EXERCISE DIRECTIONS
Reproduce all of the data exactly.

[Saved entries]
•••••

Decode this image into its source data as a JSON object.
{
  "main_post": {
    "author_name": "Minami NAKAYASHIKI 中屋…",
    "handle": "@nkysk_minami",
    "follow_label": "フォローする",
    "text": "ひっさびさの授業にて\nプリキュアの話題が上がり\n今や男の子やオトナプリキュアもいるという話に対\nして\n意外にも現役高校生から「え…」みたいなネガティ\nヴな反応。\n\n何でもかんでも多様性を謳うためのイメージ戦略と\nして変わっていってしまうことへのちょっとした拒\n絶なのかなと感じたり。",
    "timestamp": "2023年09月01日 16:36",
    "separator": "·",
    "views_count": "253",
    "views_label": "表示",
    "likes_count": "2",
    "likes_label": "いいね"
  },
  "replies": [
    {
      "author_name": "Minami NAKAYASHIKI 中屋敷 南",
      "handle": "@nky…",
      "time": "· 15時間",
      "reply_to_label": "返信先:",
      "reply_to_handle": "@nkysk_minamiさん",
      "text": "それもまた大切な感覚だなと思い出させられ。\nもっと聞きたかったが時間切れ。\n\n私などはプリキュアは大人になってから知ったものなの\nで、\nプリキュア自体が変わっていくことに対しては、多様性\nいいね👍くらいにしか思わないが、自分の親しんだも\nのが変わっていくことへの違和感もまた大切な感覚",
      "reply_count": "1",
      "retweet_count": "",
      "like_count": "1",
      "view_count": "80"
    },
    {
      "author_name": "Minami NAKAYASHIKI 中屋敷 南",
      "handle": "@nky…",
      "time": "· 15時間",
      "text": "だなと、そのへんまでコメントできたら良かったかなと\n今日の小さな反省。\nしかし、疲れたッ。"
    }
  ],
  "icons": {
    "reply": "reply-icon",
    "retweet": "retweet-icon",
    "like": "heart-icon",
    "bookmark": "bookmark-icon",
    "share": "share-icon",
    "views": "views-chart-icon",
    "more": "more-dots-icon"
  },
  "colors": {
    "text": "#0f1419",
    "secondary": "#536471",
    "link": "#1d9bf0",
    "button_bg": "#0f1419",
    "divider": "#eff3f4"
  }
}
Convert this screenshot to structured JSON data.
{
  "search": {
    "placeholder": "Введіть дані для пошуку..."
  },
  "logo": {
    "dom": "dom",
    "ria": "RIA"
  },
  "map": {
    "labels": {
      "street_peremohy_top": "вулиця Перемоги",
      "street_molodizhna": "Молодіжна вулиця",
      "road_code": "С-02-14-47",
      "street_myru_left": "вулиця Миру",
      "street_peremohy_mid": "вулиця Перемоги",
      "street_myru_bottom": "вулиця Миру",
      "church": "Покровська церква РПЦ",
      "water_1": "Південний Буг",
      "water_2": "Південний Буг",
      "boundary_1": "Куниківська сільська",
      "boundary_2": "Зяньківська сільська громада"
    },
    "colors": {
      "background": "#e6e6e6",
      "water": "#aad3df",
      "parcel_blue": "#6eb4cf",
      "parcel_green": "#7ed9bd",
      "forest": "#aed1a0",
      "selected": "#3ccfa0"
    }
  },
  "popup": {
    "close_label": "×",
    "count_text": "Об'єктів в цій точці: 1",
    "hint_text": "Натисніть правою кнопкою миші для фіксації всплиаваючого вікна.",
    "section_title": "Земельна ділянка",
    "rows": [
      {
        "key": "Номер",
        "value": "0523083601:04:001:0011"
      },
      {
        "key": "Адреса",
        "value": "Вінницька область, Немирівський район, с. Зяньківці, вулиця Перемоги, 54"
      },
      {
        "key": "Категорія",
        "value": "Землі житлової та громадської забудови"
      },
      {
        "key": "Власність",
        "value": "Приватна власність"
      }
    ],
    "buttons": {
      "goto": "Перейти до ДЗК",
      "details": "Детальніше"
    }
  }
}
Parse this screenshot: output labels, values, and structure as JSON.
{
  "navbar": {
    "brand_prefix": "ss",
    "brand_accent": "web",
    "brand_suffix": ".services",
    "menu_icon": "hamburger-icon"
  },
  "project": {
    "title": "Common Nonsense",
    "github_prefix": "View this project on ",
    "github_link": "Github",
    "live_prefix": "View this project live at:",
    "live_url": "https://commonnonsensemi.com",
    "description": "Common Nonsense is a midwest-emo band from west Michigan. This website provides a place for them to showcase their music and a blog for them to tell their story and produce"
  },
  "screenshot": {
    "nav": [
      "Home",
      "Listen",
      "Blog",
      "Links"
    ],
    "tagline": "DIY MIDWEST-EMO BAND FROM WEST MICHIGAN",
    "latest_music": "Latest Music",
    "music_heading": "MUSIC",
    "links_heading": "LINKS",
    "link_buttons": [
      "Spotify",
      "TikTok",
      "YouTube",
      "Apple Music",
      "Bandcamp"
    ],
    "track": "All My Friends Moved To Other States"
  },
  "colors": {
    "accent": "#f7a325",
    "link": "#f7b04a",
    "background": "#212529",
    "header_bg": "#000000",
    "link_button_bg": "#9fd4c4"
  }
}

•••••

WORKED SOLUTION
Decode this image into its source data as a JSON object.
{
  "main_post": {
    "author_name": "Minami NAKAYASHIKI 中屋…",
    "handle": "@nkysk_minami",
    "follow_label": "フォローする",
    "text": "ひっさびさの授業にて\nプリキュアの話題が上がり\n今や男の子やオトナプリキュアもいるという話に対\nして\n意外にも現役高校生から「え…」みたいなネガティ\nヴな反応。\n\n何でもかんでも多様性を謳うためのイメージ戦略と\nして変わっていってしまうことへのちょっとした拒\n絶なのかなと感じたり。",
    "timestamp": "2023年09月01日 16:36",
    "separator": "·",
    "views_count": "253",
    "views_label": "表示",
    "likes_count": "2",
    "likes_label": "いいね"
  },
  "replies": [
    {
      "author_name": "Minami NAKAYASHIKI 中屋敷 南",
      "handle": "@nky…",
      "time": "· 15時間",
      "reply_to_label": "返信先:",
      "reply_to_handle": "@nkysk_minamiさん",
      "text": "それもまた大切な感覚だなと思い出させられ。\nもっと聞きたかったが時間切れ。\n\n私などはプリキュアは大人になってから知ったものなの\nで、\nプリキュア自体が変わっていくことに対しては、多様性\nいいね👍くらいにしか思わないが、自分の親しんだも\nのが変わっていくことへの違和感もまた大切な感覚",
      "reply_count": "1",
      "retweet_count": "",
      "like_count": "1",
      "view_count": "80"
    },
    {
      "author_name": "Minami NAKAYASHIKI 中屋敷 南",
      "handle": "@nky…",
      "time": "· 15時間",
      "text": "だなと、そのへんまでコメントできたら良かったかなと\n今日の小さな反省。\nしかし、疲れたッ。"
    }
  ],
  "icons": {
    "reply": "reply-icon",
    "retweet": "retweet-icon",
    "like": "heart-icon",
    "bookmark": "bookmark-icon",
    "share": "share-icon",
    "views": "views-chart-icon",
    "more": "more-dots-icon"
  },
  "colors": {
    "text": "#0f1419",
    "secondary": "#536471",
    "link": "#1d9bf0",
    "button_bg": "#0f1419",
    "divider": "#eff3f4"
  }
}
Convert this screenshot to structured JSON data.
{
  "search": {
    "placeholder": "Введіть дані для пошуку..."
  },
  "logo": {
    "dom": "dom",
    "ria": "RIA"
  },
  "map": {
    "labels": {
      "street_peremohy_top": "вулиця Перемоги",
      "street_molodizhna": "Молодіжна вулиця",
      "road_code": "С-02-14-47",
      "street_myru_left": "вулиця Миру",
      "street_peremohy_mid": "вулиця Перемоги",
      "street_myru_bottom": "вулиця Миру",
      "church": "Покровська церква РПЦ",
      "water_1": "Південний Буг",
      "water_2": "Південний Буг",
      "boundary_1": "Куниківська сільська",
      "boundary_2": "Зяньківська сільська громада"
    },
    "colors": {
      "background": "#e6e6e6",
      "water": "#aad3df",
      "parcel_blue": "#6eb4cf",
      "parcel_green": "#7ed9bd",
      "forest": "#aed1a0",
      "selected": "#3ccfa0"
    }
  },
  "popup": {
    "close_label": "×",
    "count_text": "Об'єктів в цій точці: 1",
    "hint_text": "Натисніть правою кнопкою миші для фіксації всплиаваючого вікна.",
    "section_title": "Земельна ділянка",
    "rows": [
      {
        "key": "Номер",
        "value": "0523083601:04:001:0011"
      },
      {
        "key": "Адреса",
        "value": "Вінницька область, Немирівський район, с. Зяньківці, вулиця Перемоги, 54"
      },
      {
        "key": "Категорія",
        "value": "Землі житлової та громадської забудови"
      },
      {
        "key": "Власність",
        "value": "Приватна власність"
      }
    ],
    "buttons": {
      "goto": "Перейти до ДЗК",
      "details": "Детальніше"
    }
  }
}
Parse this screenshot: output labels, values, and structure as JSON.
{
  "navbar": {
    "brand_prefix": "ss",
    "brand_accent": "web",
    "brand_suffix": ".services",
    "menu_icon": "hamburger-icon"
  },
  "project": {
    "title": "Common Nonsense",
    "github_prefix": "View this project on ",
    "github_link": "Github",
    "live_prefix": "View this project live at:",
    "live_url": "https://commonnonsensemi.com",
    "description": "Common Nonsense is a midwest-emo band from west Michigan. This website provides a place for them to showcase their music and a blog for them to tell their story and produce"
  },
  "screenshot": {
    "nav": [
      "Home",
      "Listen",
      "Blog",
      "Links"
    ],
    "tagline": "DIY MIDWEST-EMO BAND FROM WEST MICHIGAN",
    "latest_music": "Latest Music",
    "music_heading": "MUSIC",
    "links_heading": "LINKS",
    "link_buttons": [
      "Spotify",
      "TikTok",
      "YouTube",
      "Apple Music",
      "Bandcamp"
    ],
    "track": "All My Friends Moved To Other States"
  },
  "colors": {
    "accent": "#f7a325",
    "link": "#f7b04a",
    "background": "#212529",
    "header_bg": "#000000",
    "link_button_bg": "#9fd4c4"
  }
}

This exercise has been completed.